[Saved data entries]
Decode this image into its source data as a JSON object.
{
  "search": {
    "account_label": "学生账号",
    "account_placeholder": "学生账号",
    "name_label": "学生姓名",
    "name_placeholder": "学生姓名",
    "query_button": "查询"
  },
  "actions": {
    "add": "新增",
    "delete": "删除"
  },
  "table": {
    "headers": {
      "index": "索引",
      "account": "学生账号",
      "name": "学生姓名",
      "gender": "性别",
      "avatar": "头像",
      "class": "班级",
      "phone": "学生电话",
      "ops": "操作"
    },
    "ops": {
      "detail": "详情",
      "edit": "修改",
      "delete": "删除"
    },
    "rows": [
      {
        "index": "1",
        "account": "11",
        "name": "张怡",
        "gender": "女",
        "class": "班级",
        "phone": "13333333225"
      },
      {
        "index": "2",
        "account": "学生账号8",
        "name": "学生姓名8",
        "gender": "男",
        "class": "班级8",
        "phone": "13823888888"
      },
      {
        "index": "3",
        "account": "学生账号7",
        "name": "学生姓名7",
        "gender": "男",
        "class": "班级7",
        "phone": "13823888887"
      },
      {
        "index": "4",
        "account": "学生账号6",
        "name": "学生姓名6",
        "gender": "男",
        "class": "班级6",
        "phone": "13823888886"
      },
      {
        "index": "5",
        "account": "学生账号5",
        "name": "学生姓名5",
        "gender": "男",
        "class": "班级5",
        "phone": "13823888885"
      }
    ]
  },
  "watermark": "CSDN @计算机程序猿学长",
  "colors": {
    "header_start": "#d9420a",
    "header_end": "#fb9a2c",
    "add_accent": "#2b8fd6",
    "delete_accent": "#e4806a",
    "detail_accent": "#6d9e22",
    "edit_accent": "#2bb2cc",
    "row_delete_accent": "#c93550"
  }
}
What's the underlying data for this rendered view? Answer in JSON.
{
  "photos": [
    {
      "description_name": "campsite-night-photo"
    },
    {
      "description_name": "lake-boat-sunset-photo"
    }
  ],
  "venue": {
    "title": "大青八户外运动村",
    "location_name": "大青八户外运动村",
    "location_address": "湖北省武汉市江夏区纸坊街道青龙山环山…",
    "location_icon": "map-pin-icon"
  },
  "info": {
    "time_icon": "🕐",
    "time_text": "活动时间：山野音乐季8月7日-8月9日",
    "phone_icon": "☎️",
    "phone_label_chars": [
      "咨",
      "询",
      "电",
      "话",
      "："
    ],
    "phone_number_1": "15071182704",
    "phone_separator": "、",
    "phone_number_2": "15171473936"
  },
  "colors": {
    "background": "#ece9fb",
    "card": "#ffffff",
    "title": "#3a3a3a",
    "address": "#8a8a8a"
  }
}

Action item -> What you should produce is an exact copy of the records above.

Answer area ->
Decode this image into its source data as a JSON object.
{
  "search": {
    "account_label": "学生账号",
    "account_placeholder": "学生账号",
    "name_label": "学生姓名",
    "name_placeholder": "学生姓名",
    "query_button": "查询"
  },
  "actions": {
    "add": "新增",
    "delete": "删除"
  },
  "table": {
    "headers": {
      "index": "索引",
      "account": "学生账号",
      "name": "学生姓名",
      "gender": "性别",
      "avatar": "头像",
      "class": "班级",
      "phone": "学生电话",
      "ops": "操作"
    },
    "ops": {
      "detail": "详情",
      "edit": "修改",
      "delete": "删除"
    },
    "rows": [
      {
        "index": "1",
        "account": "11",
        "name": "张怡",
        "gender": "女",
        "class": "班级",
        "phone": "13333333225"
      },
      {
        "index": "2",
        "account": "学生账号8",
        "name": "学生姓名8",
        "gender": "男",
        "class": "班级8",
        "phone": "13823888888"
      },
      {
        "index": "3",
        "account": "学生账号7",
        "name": "学生姓名7",
        "gender": "男",
        "class": "班级7",
        "phone": "13823888887"
      },
      {
        "index": "4",
        "account": "学生账号6",
        "name": "学生姓名6",
        "gender": "男",
        "class": "班级6",
        "phone": "13823888886"
      },
      {
        "index": "5",
        "account": "学生账号5",
        "name": "学生姓名5",
        "gender": "男",
        "class": "班级5",
        "phone": "13823888885"
      }
    ]
  },
  "watermark": "CSDN @计算机程序猿学长",
  "colors": {
    "header_start": "#d9420a",
    "header_end": "#fb9a2c",
    "add_accent": "#2b8fd6",
    "delete_accent": "#e4806a",
    "detail_accent": "#6d9e22",
    "edit_accent": "#2bb2cc",
    "row_delete_accent": "#c93550"
  }
}
What's the underlying data for this rendered view? Answer in JSON.
{
  "photos": [
    {
      "description_name": "campsite-night-photo"
    },
    {
      "description_name": "lake-boat-sunset-photo"
    }
  ],
  "venue": {
    "title": "大青八户外运动村",
    "location_name": "大青八户外运动村",
    "location_address": "湖北省武汉市江夏区纸坊街道青龙山环山…",
    "location_icon": "map-pin-icon"
  },
  "info": {
    "time_icon": "🕐",
    "time_text": "活动时间：山野音乐季8月7日-8月9日",
    "phone_icon": "☎️",
    "phone_label_chars": [
      "咨",
      "询",
      "电",
      "话",
      "："
    ],
    "phone_number_1": "15071182704",
    "phone_separator": "、",
    "phone_number_2": "15171473936"
  },
  "colors": {
    "background": "#ece9fb",
    "card": "#ffffff",
    "title": "#3a3a3a",
    "address": "#8a8a8a"
  }
}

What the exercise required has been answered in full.